It was through doing and trying that actual learning occurred. It would be impossible to learn the violin only by watching others or reading books about theory. You have to pick up the instrument and play. I am reminded of Harold Hill in Meredith Willson’s Music Man where he employs the “think method” for students to learn a new instrument. He explains that all you have to do is think about the notes and they will come. To me it seems like this “think method” has permeated into our educational system. Students know a lot about theory, they know equations, rules, and statistics—but they lack experience.
College graduates face a different world than that of their parents. In a 2013 survey, over 40% of recent college graduates are unemployed and 16% are in part time positions. A degree employers are looking for is experience, skill, and potential value a candidate can offer.
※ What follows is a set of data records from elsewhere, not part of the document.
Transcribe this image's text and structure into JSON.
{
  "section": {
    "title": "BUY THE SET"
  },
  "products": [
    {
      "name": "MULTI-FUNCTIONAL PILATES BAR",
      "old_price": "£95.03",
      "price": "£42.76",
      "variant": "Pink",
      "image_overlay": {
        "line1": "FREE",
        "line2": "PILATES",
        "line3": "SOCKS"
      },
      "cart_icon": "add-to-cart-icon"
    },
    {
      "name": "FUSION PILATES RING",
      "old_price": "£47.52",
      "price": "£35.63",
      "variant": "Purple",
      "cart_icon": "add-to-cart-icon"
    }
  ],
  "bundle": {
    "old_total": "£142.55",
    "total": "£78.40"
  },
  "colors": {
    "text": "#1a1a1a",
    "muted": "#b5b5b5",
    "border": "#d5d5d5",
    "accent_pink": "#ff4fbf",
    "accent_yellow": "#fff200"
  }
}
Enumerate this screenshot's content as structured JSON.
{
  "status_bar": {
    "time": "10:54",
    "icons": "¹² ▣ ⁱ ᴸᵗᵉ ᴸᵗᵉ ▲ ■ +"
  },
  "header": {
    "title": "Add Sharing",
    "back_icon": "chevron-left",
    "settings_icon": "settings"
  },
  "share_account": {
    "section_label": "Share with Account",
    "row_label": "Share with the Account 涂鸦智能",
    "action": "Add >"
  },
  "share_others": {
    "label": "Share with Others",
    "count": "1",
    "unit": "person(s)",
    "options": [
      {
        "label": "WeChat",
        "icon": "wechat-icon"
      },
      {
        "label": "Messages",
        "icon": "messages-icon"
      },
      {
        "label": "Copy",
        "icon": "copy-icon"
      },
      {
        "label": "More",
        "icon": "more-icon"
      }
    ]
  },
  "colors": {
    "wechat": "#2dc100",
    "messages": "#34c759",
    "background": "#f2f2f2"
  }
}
These cannot be taught in a traditional educational setting, by reading books and attending lectures, but need to be learned through doing. Just as practicing the violin is mandatory for a proficient violinist, students need experience to be competent professionals in the workplace. Experience gained through volunteering, internships, networking, and innovation empowers individuals to contribute maximum value to society.
So that is why I have joined Experience Institute. To learn by doing. I know I won’t be fantastic in the beginning and I’ll likely fall flat on my face the first time I try a new skill or step into a unknown arena—but I won’t give up. I’ll keep trying and struggling until I slowly become better. Through perseverance, stubbornness, and grit, I will shape my character and become a more complete and effective tool to help others.